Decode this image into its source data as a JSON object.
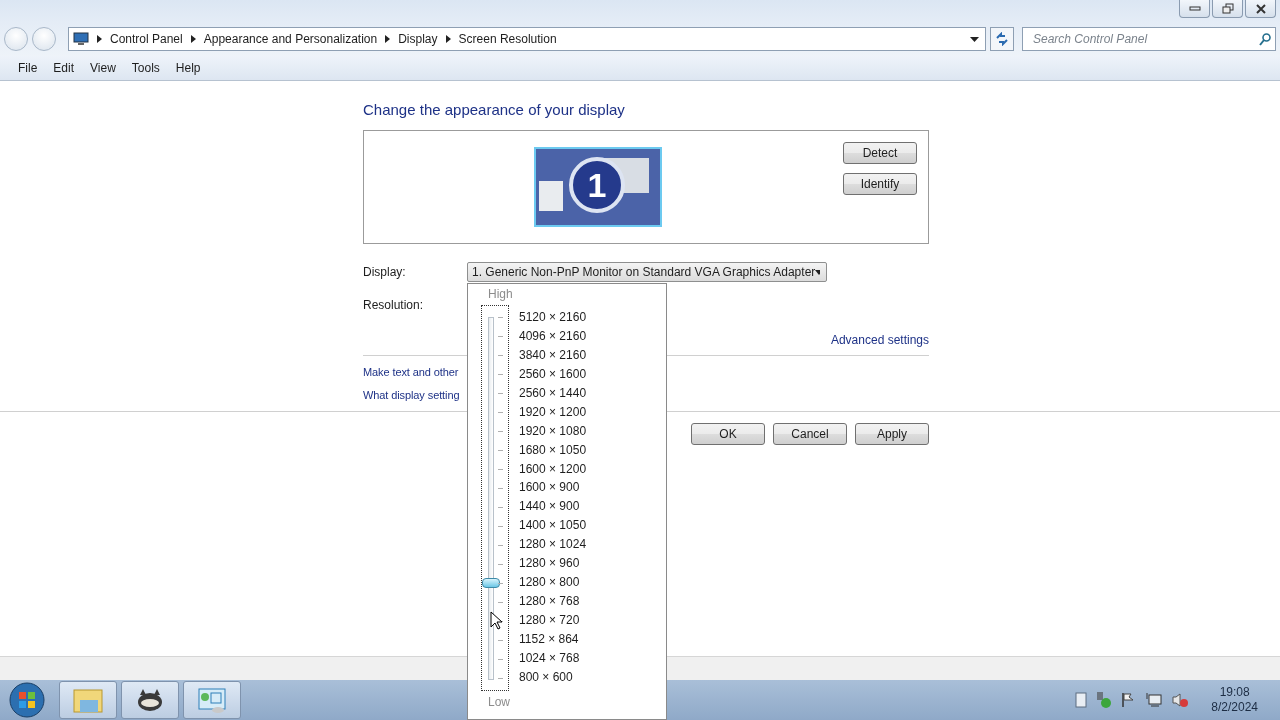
{
  "breadcrumb": [
    "Control Panel",
    "Appearance and Personalization",
    "Display",
    "Screen Resolution"
  ],
  "search": {
    "placeholder": "Search Control Panel"
  },
  "menu": [
    "File",
    "Edit",
    "View",
    "Tools",
    "Help"
  ],
  "heading": "Change the appearance of your display",
  "monitor_buttons": [
    "Detect",
    "Identify"
  ],
  "monitor_number": "1",
  "display": {
    "label": "Display:",
    "value": "1. Generic Non-PnP Monitor on Standard VGA Graphics Adapter"
  },
  "resolution": {
    "label": "Resolution:"
  },
  "advanced_link": "Advanced settings",
  "links": [
    "Make text and other",
    "What display setting"
  ],
  "buttons": [
    "OK",
    "Cancel",
    "Apply"
  ],
  "slider": {
    "top_label": "High",
    "bottom_label": "Low",
    "level": 0.263,
    "options": [
      "5120 × 2160",
      "4096 × 2160",
      "3840 × 2160",
      "2560 × 1600",
      "2560 × 1440",
      "1920 × 1200",
      "1920 × 1080",
      "1680 × 1050",
      "1600 × 1200",
      "1600 × 900",
      "1440 × 900",
      "1400 × 1050",
      "1280 × 1024",
      "1280 × 960",
      "1280 × 800",
      "1280 × 768",
      "1280 × 720",
      "1152 × 864",
      "1024 × 768",
      "800 × 600"
    ]
  },
  "clock": {
    "time": "19:08",
    "date": "8/2/2024"
  }
}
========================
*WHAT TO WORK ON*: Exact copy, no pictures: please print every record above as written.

*EXPECTED OUTPUT*:
Decode this image into its source data as a JSON object.
{
  "breadcrumb": [
    "Control Panel",
    "Appearance and Personalization",
    "Display",
    "Screen Resolution"
  ],
  "search": {
    "placeholder": "Search Control Panel"
  },
  "menu": [
    "File",
    "Edit",
    "View",
    "Tools",
    "Help"
  ],
  "heading": "Change the appearance of your display",
  "monitor_buttons": [
    "Detect",
    "Identify"
  ],
  "monitor_number": "1",
  "display": {
    "label": "Display:",
    "value": "1. Generic Non-PnP Monitor on Standard VGA Graphics Adapter"
  },
  "resolution": {
    "label": "Resolution:"
  },
  "advanced_link": "Advanced settings",
  "links": [
    "Make text and other",
    "What display setting"
  ],
  "buttons": [
    "OK",
    "Cancel",
    "Apply"
  ],
  "slider": {
    "top_label": "High",
    "bottom_label": "Low",
    "level": 0.263,
    "options": [
      "5120 × 2160",
      "4096 × 2160",
      "3840 × 2160",
      "2560 × 1600",
      "2560 × 1440",
      "1920 × 1200",
      "1920 × 1080",
      "1680 × 1050",
      "1600 × 1200",
      "1600 × 900",
      "1440 × 900",
      "1400 × 1050",
      "1280 × 1024",
      "1280 × 960",
      "1280 × 800",
      "1280 × 768",
      "1280 × 720",
      "1152 × 864",
      "1024 × 768",
      "800 × 600"
    ]
  },
  "clock": {
    "time": "19:08",
    "date": "8/2/2024"
  }
}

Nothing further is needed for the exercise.